I didn’t know this until I played D4: Dark Dreams Don’t Die. I actually learned a whole slew of airplane facts. Way more than I thought I would—especially for a game about a guy who travels back in time in order to solve the murder of his dead wife.
Swery, the genius/insane mind that brought us the brilliant/completely stupid horror game Deadly Premonition (depending on who you ask), has struck again. This time, it’s a Kinect-focused murder mystery, but everything is tilted on its edge. David Young is a detective, and he’s looking for the man who killed his wife—a man known only as “D.” David’s also been shot in the head, which somehow gives him the ability to focus on specific mementos he finds and use them to travel back in time. It’s a little bit of film noir here, a dash of David Lynch there, plus a bit of its own crazy concoction.
Crazy how? How about a girl named Amanda, who hangs out in your room and acts like a giant cat kind of crazy. Or a partner who, in between helping you find evidence, eats more than three times his weight in food kind of crazy. Or a fashion designer who is awfully fond of his mannequin kind of crazy. Or… you know what? You need to play it for yourself to see how far this crazy train goes. Just when you think it’s finally gone off the rails, it gets even weirder. As long as you’re ready and strapped in on this trip to Loonyville, you’ll really enjoy the ride.
I did mention that D4 was centered around Kinect. Don’t tune me out just yet, because the game does some really interesting stuff with that expensive little camera. You don’t control David’s movement directly—rather, there are hotspots in each area that you can send him to explore. Each spot has tons of little clues and items to pick up (each one featuring little snippets of information that sprout off if you hold your hand over it). Every action comes with an associated Kinect command: open a cupboard, swipe your hand to the left, lift up a lid, swipe your hand up, that sort of thing.
But each action has a stamina cost associated to it, and you need to be on the lookout for food to refill your stamina gauge. Lose too much stamina, and you’ll pass out and get sent back to present day—though, the penalty for doing so is little more than a slap on the wrist.
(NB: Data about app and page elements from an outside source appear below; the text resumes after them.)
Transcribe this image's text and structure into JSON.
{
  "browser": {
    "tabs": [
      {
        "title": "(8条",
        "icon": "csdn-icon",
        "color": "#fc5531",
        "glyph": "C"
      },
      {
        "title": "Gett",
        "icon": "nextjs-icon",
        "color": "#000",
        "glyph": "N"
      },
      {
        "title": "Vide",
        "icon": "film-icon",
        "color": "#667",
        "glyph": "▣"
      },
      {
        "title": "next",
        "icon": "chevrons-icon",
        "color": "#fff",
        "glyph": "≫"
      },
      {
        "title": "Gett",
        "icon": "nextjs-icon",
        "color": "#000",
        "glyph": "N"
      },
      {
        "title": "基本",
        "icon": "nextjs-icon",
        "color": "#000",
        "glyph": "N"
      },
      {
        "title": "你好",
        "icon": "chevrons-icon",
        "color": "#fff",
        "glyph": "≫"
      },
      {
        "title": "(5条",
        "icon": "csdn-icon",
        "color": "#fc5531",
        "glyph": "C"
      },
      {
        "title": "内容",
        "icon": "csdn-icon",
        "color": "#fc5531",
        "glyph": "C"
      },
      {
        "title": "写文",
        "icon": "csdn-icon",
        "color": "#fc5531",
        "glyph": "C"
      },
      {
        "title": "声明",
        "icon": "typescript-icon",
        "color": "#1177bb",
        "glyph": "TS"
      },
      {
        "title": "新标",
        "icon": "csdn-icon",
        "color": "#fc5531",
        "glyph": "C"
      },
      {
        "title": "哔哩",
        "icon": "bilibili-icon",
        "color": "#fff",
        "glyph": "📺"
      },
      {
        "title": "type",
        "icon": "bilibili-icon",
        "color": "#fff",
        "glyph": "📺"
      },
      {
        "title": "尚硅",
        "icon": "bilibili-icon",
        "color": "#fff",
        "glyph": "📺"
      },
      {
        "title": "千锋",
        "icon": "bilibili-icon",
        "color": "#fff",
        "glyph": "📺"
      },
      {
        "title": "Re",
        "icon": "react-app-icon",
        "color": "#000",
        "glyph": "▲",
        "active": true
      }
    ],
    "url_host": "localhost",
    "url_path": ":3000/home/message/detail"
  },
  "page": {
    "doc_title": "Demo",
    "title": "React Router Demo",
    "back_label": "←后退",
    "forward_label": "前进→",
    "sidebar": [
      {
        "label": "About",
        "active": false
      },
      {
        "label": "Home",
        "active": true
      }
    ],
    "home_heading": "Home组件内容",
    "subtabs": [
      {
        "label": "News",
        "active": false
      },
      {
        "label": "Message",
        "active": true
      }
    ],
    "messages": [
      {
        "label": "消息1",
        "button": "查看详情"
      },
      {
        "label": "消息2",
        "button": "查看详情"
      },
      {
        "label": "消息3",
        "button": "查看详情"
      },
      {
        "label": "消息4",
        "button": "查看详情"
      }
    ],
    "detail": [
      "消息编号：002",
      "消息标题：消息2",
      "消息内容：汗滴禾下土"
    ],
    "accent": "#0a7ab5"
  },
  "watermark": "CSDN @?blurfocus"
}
Still, it keeps the tension high, as you prioritize your exploration to more pertinent details over less important items.
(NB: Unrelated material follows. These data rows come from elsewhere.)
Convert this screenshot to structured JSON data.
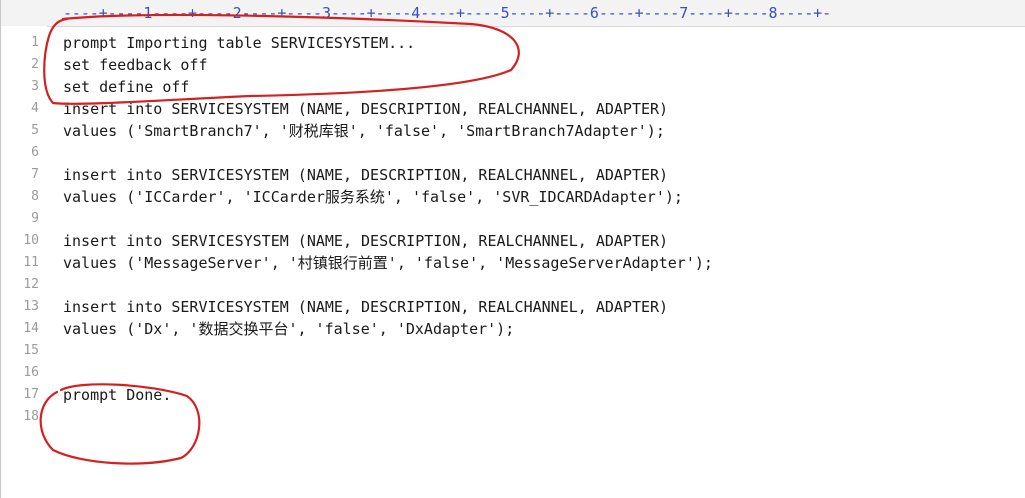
{
  "ruler": "----+----1----+----2----+----3----+----4----+----5----+----6----+----7----+----8----+-",
  "lines": [
    {
      "num": "1",
      "text": "prompt Importing table SERVICESYSTEM..."
    },
    {
      "num": "2",
      "text": "set feedback off"
    },
    {
      "num": "3",
      "text": "set define off"
    },
    {
      "num": "4",
      "text": "insert into SERVICESYSTEM (NAME, DESCRIPTION, REALCHANNEL, ADAPTER)"
    },
    {
      "num": "5",
      "text": "values ('SmartBranch7', '财税库银', 'false', 'SmartBranch7Adapter');"
    },
    {
      "num": "6",
      "text": ""
    },
    {
      "num": "7",
      "text": "insert into SERVICESYSTEM (NAME, DESCRIPTION, REALCHANNEL, ADAPTER)"
    },
    {
      "num": "8",
      "text": "values ('ICCarder', 'ICCarder服务系统', 'false', 'SVR_IDCARDAdapter');"
    },
    {
      "num": "9",
      "text": ""
    },
    {
      "num": "10",
      "text": "insert into SERVICESYSTEM (NAME, DESCRIPTION, REALCHANNEL, ADAPTER)"
    },
    {
      "num": "11",
      "text": "values ('MessageServer', '村镇银行前置', 'false', 'MessageServerAdapter');"
    },
    {
      "num": "12",
      "text": ""
    },
    {
      "num": "13",
      "text": "insert into SERVICESYSTEM (NAME, DESCRIPTION, REALCHANNEL, ADAPTER)"
    },
    {
      "num": "14",
      "text": "values ('Dx', '数据交换平台', 'false', 'DxAdapter');"
    },
    {
      "num": "15",
      "text": ""
    },
    {
      "num": "16",
      "text": ""
    },
    {
      "num": "17",
      "text": "prompt Done."
    },
    {
      "num": "18",
      "text": ""
    }
  ],
  "annotation_color": "#d42020"
}
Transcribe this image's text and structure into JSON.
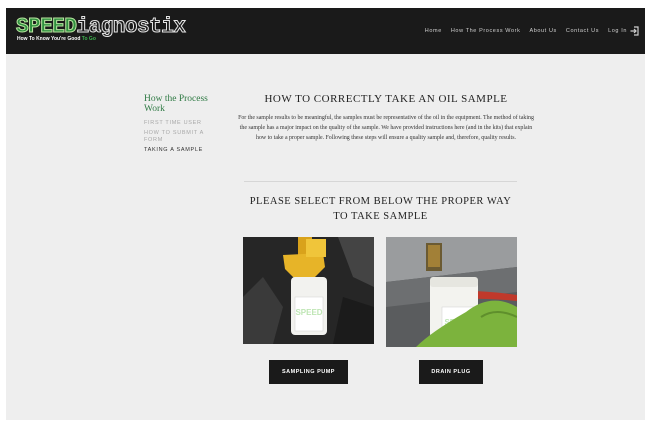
{
  "header": {
    "logo_speed": "SPEED",
    "logo_rest": "iagnostix",
    "tagline_white": "How To Know You're Good",
    "tagline_green": "To Go"
  },
  "nav": {
    "items": [
      "Home",
      "How The Process Work",
      "About Us",
      "Contact Us"
    ],
    "login_label": "Log In"
  },
  "sidebar": {
    "title": "How the Process Work",
    "links": [
      "FIRST TIME USER",
      "HOW TO SUBMIT A FORM",
      "TAKING A SAMPLE"
    ],
    "active_index": 2
  },
  "main": {
    "title": "HOW TO CORRECTLY TAKE AN OIL SAMPLE",
    "intro": "For the sample results to be meaningful, the samples must be representative of the oil in the equipment. The method of taking the sample has a major impact on the quality of the sample. We have provided instructions here (and in the kits) that explain how to take a proper sample. Following these steps will ensure a quality sample and, therefore, quality results.",
    "select_title": "PLEASE SELECT FROM BELOW THE PROPER WAY TO TAKE SAMPLE",
    "bottle_label": "SPEED",
    "buttons": [
      "SAMPLING PUMP",
      "DRAIN PLUG"
    ]
  },
  "colors": {
    "header_bg": "#1a1a1a",
    "accent_green": "#2f7a44",
    "page_bg": "#eeeeee",
    "button_bg": "#1a1a1a"
  }
}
In between these moments of investigation come some absolutely bonkers quick time events. Believe me when I say that you haven’t seen choreography like this before in a video game—period. To succeed, you need to swipe along with various colored lines, pull and grab, and make all sorts of other gestures in order to properly win. Scoring seems kind of arbitrary, but honestly, it doesn’t matter—the joy of simply getting to watch these events play out is enough reward.
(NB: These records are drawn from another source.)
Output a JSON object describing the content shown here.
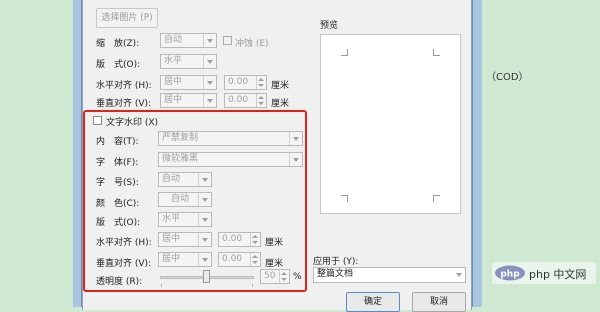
{
  "picture": {
    "select_button": "选择图片 (P)",
    "scale_label": "缩　放(Z):",
    "scale_value": "自动",
    "washout_label": "冲蚀 (E)",
    "layout_label": "版　式(O):",
    "layout_value": "水平",
    "halign_label": "水平对齐 (H):",
    "halign_value": "居中",
    "halign_offset": "0.00",
    "halign_unit": "厘米",
    "valign_label": "垂直对齐 (V):",
    "valign_value": "居中",
    "valign_offset": "0.00",
    "valign_unit": "厘米"
  },
  "text_watermark": {
    "checkbox_label": "文字水印 (X)",
    "content_label": "内　容(T):",
    "content_value": "严禁复制",
    "font_label": "字　体(F):",
    "font_value": "微软雅黑",
    "size_label": "字　号(S):",
    "size_value": "自动",
    "color_label": "颜　色(C):",
    "color_value": "自动",
    "layout_label": "版　式(O):",
    "layout_value": "水平",
    "halign_label": "水平对齐 (H):",
    "halign_value": "居中",
    "halign_offset": "0.00",
    "halign_unit": "厘米",
    "valign_label": "垂直对齐 (V):",
    "valign_value": "居中",
    "valign_offset": "0.00",
    "valign_unit": "厘米",
    "transparency_label": "透明度 (R):",
    "transparency_value": "50",
    "transparency_unit": "%",
    "transparency_level_fraction": 0.5
  },
  "preview": {
    "label": "预览"
  },
  "apply": {
    "label": "应用于 (Y):",
    "value": "整篇文档"
  },
  "buttons": {
    "ok": "确定",
    "cancel": "取消"
  },
  "side_text": "（COD）",
  "watermark": {
    "text": "php 中文网"
  }
}
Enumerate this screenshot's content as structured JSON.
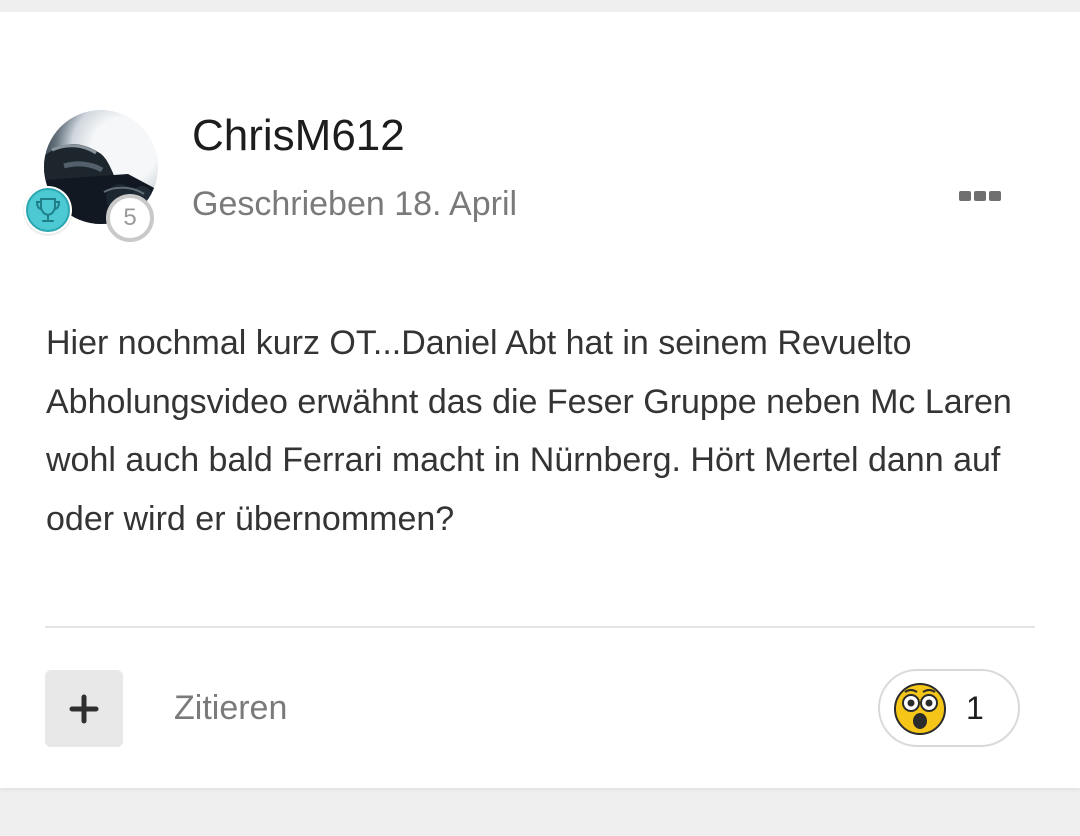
{
  "post": {
    "author": "ChrisM612",
    "date": "Geschrieben 18. April",
    "rank": "5",
    "body": "Hier nochmal kurz OT...Daniel Abt hat in seinem Revuelto Abholungsvideo erwähnt das die Feser Gruppe neben Mc Laren wohl auch bald Ferrari macht in Nürnberg. Hört Mertel dann auf oder wird er übernommen?",
    "quote_label": "Zitieren",
    "reaction_count": "1"
  },
  "icons": {
    "more": "more-options-icon",
    "trophy": "trophy-icon",
    "plus": "plus-icon",
    "reaction": "astonished-emoji-icon"
  },
  "colors": {
    "username": "#1d1d1d",
    "muted": "#7a7a7a",
    "trophy_badge": "#4cc9d3",
    "rank_border": "#c9c9c9",
    "emoji": "#f5c518"
  }
}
If all of this sounds great, but you don’t want to use the Kinect (or simply don’t have one), I’ve got great news—every action has been mapped to the controller, so you won’t need to flail about if you don’t want to. It makes the QTEs less exciting, but the investigations go at a much quicker pace, which is nice.
D4 is definitely rough around the edges, but the “bad” parts of it (the voice acting, animations, and awkward Kinect stuff) almost makes it better. There are some real hammy Boston accents on display here, but it just fits the off-kilter and totally insane vibe of the whole thing. Combined with the jazzy, unpredictable soundtrack, and you seriously won’t be able to predict what’s going to happen next.
Currently, only the Prologue and Chapters 1 and 2 are available for download, but more should be coming shortly. And they better, because Chapter 2 ends on a pretty insane cliffhanger. At $14.99, this bizarre little detective-themed acid trip is totally worth the taking.
Oh, Little Peggy, I will avenge you—but I gotta wait until the next episode comes out to do it. And I can’t wait to find out where this trip takes me.